A new report on current trends in Schizophrenia services in the UK launched by Janssen has found that mental health services are falling behind physical health services.
Newer, more innovative commissioning approaches have been introduced in physical healthcare, however findings show that "the vast majority" of mental health providers are still using "outdated" approaches, such as outdated block contracts, which provide no transparency on how funding is used and whether they are resulting in beneficial outcomes for patients, it argues.
According to the report, data show that, in 2017/18, more than one in ten Clinical Commissioning Groups (CCGs) failed to meet the Mental Health Investment Standard (MHIS) requirement to increase mental health funding in line with annual CCG budget increases.
It also claimed that despite its low prevalence, schizophrenia places a significant financial burden on both individuals affected and the economy, with £11.8 billion societal costs and £7.2 billion public sector costs, the equivalent of £96,000 combined total costs per person with the condition.

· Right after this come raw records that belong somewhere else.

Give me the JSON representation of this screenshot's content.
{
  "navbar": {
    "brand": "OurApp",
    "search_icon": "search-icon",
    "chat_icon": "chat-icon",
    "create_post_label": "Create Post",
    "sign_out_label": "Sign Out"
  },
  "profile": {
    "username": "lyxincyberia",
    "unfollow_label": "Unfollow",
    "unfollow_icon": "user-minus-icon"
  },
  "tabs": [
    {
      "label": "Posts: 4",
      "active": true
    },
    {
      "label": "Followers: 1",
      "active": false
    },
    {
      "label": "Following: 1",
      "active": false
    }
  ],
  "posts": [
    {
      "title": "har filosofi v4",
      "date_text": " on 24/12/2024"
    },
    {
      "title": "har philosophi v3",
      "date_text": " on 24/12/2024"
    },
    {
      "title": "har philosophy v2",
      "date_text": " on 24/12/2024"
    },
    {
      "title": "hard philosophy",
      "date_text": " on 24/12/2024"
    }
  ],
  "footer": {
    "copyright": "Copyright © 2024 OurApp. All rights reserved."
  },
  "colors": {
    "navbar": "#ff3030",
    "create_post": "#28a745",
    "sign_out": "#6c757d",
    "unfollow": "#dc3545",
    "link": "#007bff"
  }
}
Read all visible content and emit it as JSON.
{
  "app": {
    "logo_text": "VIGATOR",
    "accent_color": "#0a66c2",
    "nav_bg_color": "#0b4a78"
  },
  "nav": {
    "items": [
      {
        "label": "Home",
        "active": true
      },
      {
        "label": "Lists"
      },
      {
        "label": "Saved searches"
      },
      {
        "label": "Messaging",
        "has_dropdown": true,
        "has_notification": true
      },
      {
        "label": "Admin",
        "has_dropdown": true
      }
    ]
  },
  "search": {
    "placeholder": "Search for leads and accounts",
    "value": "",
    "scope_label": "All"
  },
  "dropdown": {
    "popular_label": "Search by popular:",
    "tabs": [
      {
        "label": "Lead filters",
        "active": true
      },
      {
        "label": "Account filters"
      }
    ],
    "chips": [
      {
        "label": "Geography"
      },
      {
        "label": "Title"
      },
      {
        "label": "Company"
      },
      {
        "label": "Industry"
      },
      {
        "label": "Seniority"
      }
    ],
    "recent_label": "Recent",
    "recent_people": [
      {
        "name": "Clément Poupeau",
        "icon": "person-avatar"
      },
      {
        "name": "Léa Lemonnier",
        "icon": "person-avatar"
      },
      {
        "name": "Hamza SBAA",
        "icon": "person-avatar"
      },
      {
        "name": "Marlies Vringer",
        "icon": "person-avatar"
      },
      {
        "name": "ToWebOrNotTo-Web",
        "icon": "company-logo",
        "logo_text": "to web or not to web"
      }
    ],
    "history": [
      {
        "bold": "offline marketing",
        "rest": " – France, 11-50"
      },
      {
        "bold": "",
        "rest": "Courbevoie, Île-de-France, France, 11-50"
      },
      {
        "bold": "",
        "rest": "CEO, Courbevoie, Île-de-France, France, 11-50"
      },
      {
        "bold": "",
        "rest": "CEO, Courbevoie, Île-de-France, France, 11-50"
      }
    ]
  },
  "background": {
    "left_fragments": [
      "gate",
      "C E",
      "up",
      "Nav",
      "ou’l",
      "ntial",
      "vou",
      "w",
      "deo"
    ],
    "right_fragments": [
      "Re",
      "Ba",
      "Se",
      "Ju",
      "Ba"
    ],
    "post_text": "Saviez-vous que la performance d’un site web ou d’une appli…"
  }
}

The news comes shortly after the government made various promises for mental health funding in the NHS Long-Term plan, including a rise in funding by £2.3 billion a year by 2023/24, faster growth of investment in adult mental health services, and specific waiting time targets for emergency mental health services from 2020.
The report calls on the Department of Health and NHS England to address a number of areas which could reinvigorate progress in this area and help pave the way towards greater parity for mental and physical health.
Currently the NHS loses over 10,000 mental health staff each year, and less than 50% of community teams offer an adequate 24/7 crisis service.
Schizophrenia is a serious and challenging mental illness that has a considerable impact on the physical as well as mental health and wellbeing of people living with the condition and their carers.